# MATERIAL PROVIDED:
□ □ □

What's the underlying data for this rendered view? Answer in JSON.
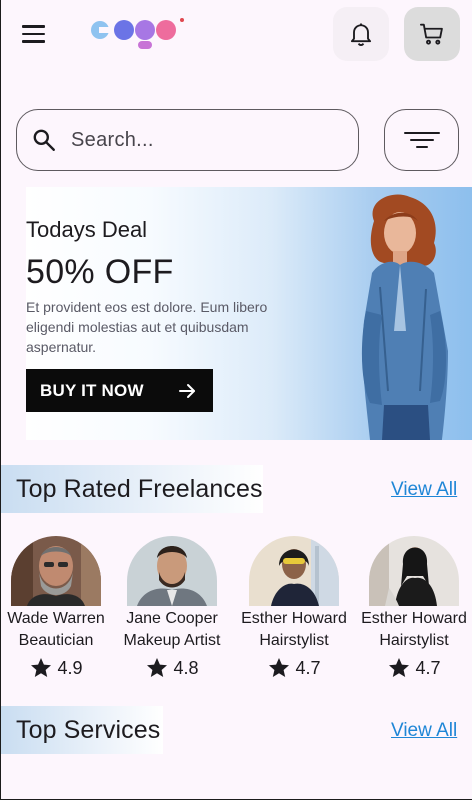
{
  "header": {
    "logo_text": "Logo",
    "menu_icon": "hamburger-menu-icon",
    "notification_icon": "bell-icon",
    "cart_icon": "shopping-cart-icon"
  },
  "search": {
    "placeholder": "Search...",
    "search_icon": "search-icon",
    "filter_icon": "filter-icon"
  },
  "banner": {
    "title": "Todays Deal",
    "headline": "50% OFF",
    "description": "Et provident eos est dolore. Eum libero eligendi molestias aut et quibusdam aspernatur.",
    "button_label": "BUY IT NOW",
    "button_icon": "arrow-right-icon"
  },
  "top_rated": {
    "title": "Top Rated Freelances",
    "view_all": "View All",
    "items": [
      {
        "name": "Wade Warren",
        "role": "Beautician",
        "rating": "4.9"
      },
      {
        "name": "Jane Cooper",
        "role": "Makeup Artist",
        "rating": "4.8"
      },
      {
        "name": "Esther Howard",
        "role": "Hairstylist",
        "rating": "4.7"
      },
      {
        "name": "Esther Howard",
        "role": "Hairstylist",
        "rating": "4.7"
      }
    ]
  },
  "top_services": {
    "title": "Top Services",
    "view_all": "View All"
  },
  "colors": {
    "background": "#fdf6fd",
    "link": "#1f86d6",
    "button": "#0b0b0b",
    "banner_gradient_end": "#8dbfed"
  }
}
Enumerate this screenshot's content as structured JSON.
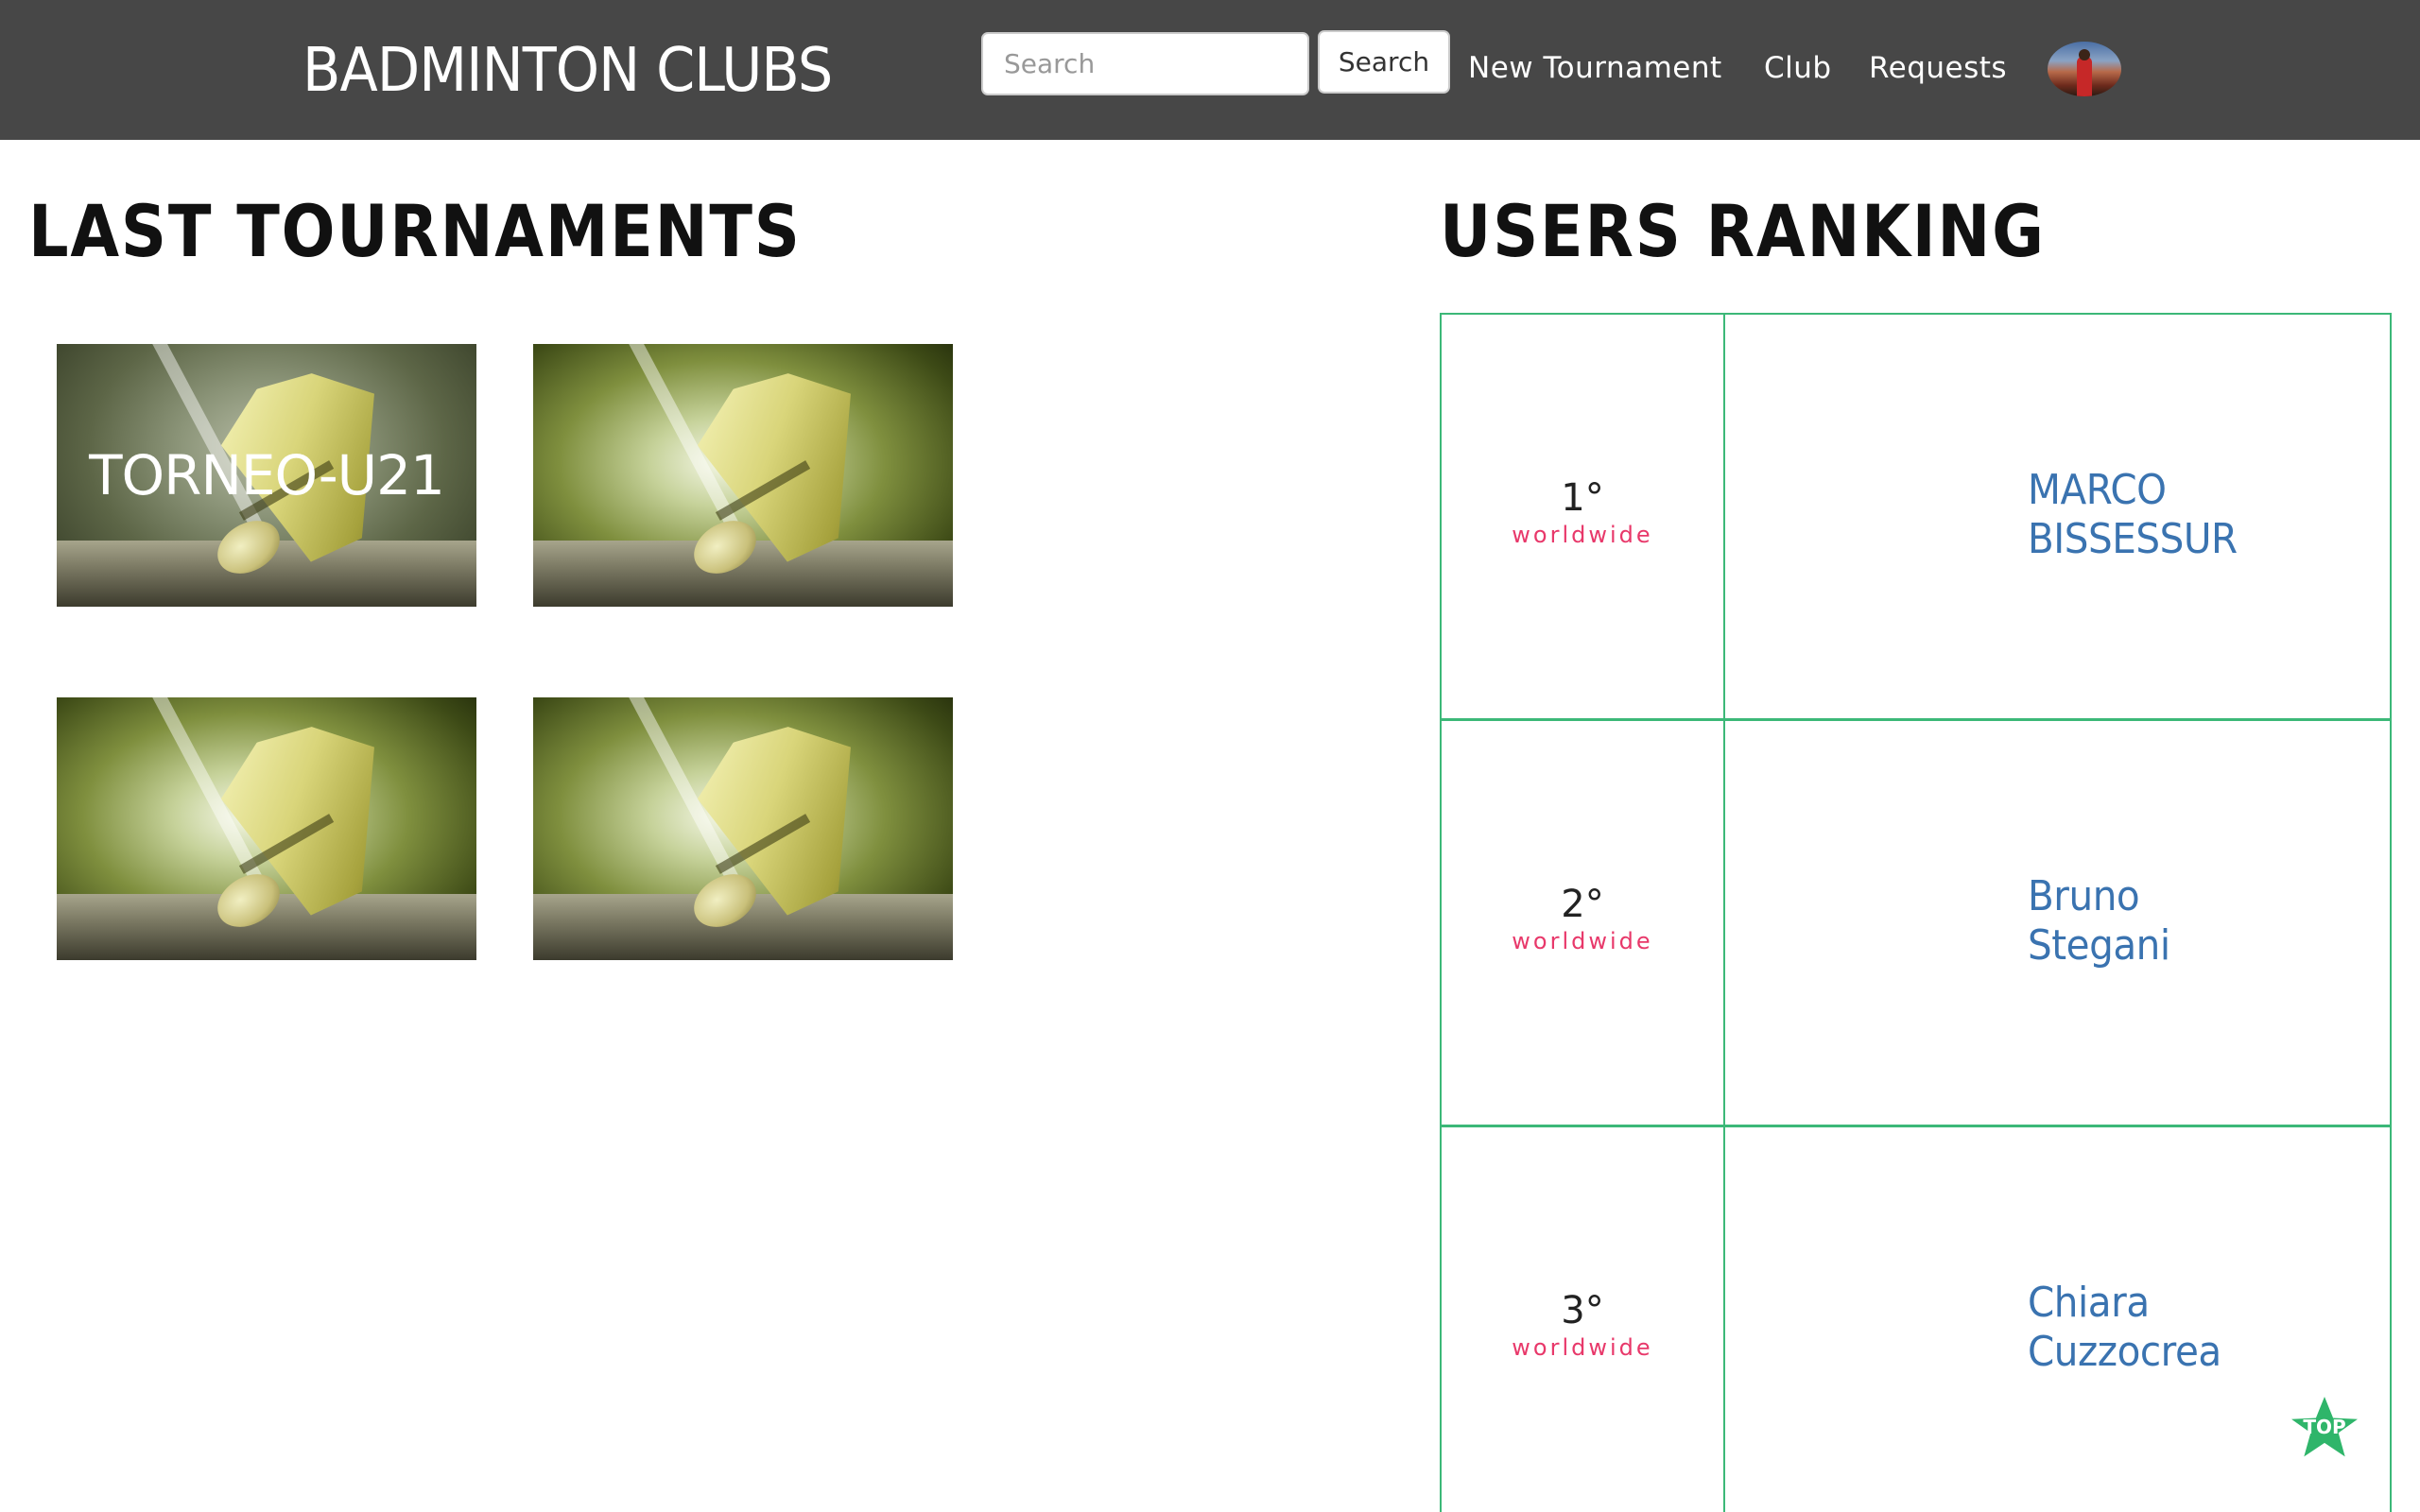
{
  "header": {
    "brand": "BADMINTON CLUBS",
    "search_placeholder": "Search",
    "search_button": "Search",
    "nav": [
      "New Tournament",
      "Club",
      "Requests"
    ]
  },
  "tournaments": {
    "title": "LAST TOURNAMENTS",
    "items": [
      {
        "label": "TORNEO-U21"
      },
      {
        "label": ""
      },
      {
        "label": ""
      },
      {
        "label": ""
      }
    ]
  },
  "ranking": {
    "title": "USERS RANKING",
    "rows": [
      {
        "position": "1°",
        "scope": "worldwide",
        "name_first": "MARCO",
        "name_last": "BISSESSUR"
      },
      {
        "position": "2°",
        "scope": "worldwide",
        "name_first": "Bruno",
        "name_last": "Stegani"
      },
      {
        "position": "3°",
        "scope": "worldwide",
        "name_first": "Chiara",
        "name_last": "Cuzzocrea"
      }
    ]
  },
  "top_button": "TOP",
  "colors": {
    "navbar": "#474747",
    "table_border": "#3cb878",
    "scope_text": "#e8386a",
    "name_link": "#3a73b0",
    "top_button": "#2fb56a"
  }
}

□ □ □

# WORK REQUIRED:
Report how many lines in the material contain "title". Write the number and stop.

# ANSWER FOR THIS EXERCISE:
5